Title: The Declaration (The Declaration Series #1)
Author: Gemma Malley
Publication: October 2, 2007
Publisher: Bloomsbury USA
Summary taken from goodreads:
It's the year 2140 and Longevity drugs have all but eradicated old age. A never-aging society can't sustain population growth, however…which means Anna should never have been born. Nor should any of the children she lives with at Grange Hall. The facility is full of boys and girls whose parents chose to have kids—called surpluses—despite a law forbidding them from doing so. These children are raised as servants, and brought up to believe they must atone for their very existence. Then one day a boy named Peter appears at the Hall, bringing with him news of the world outside, a place where people are starting to say that Longevity is bad, and that maybe people shouldn't live forever.
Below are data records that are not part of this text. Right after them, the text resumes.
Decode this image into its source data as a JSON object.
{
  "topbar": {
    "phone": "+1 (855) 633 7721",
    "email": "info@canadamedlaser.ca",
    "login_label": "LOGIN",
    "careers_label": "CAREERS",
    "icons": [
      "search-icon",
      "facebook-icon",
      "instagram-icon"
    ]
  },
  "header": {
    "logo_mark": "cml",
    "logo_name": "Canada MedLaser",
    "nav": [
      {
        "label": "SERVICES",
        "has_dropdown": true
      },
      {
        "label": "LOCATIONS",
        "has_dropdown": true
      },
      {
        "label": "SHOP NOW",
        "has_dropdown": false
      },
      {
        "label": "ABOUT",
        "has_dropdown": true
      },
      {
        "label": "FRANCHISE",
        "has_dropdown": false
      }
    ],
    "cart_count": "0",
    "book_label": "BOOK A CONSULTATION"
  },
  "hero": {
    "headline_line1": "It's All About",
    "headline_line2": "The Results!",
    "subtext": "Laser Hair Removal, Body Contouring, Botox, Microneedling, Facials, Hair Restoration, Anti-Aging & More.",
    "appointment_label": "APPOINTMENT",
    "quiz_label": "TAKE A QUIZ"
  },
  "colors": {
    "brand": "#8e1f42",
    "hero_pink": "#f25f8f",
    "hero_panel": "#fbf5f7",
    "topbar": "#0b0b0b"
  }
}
Peter begs Anna to escape with him, but Anna's not sure who to trust: the strange new boy whose version of life sounds like a dangerous fairy tale, or the familiar walls of Grange Hall and the head mistress who has controlled her every waking thought?
Chilling, poignant, and endlessly thought-provoking, The Declaration is a powerful debut that will have readers agonizing over Anna's fate until the very last page.
3.5 STARS - I LIKED IT
A good beginning to a dystopian series. However, since this is a dystopian series, I was expecting more action and hoping for the beginnings of a plot to overthrow the government 'cause I'm a sucker for books with elements like those.
However, even though The Declaration didn't exactly meet those expectations, I was pleasantly surprised with the book anyway. The book focused more on character growth and Anna and Peter's escape while subtlety depicting their cruel world where being a Surplus meant being unworthy and the problems and solutions that came with living forever.
By the time I reached the end of the book, I was surprised to realize that it was over since it didn't feel like much had happened. Not like that was necessarily a bad thing; it was just that the story of their escape and Anna's revelations flowed together so well that I didn't really notice the bigger picture that the book was alluding to until the end, and it was obvious that The Declaration had to be a part of a series because there's so much that could and should happen.
Besides the great cast of characters and interesting writing style, another major factor that made me like this book was the fact that it didn't end in some huge cliffhanger meant to make readers come back for more. Instead, it mentions many loose ends and leaves some open-ended so that the reader knows that there's more to come.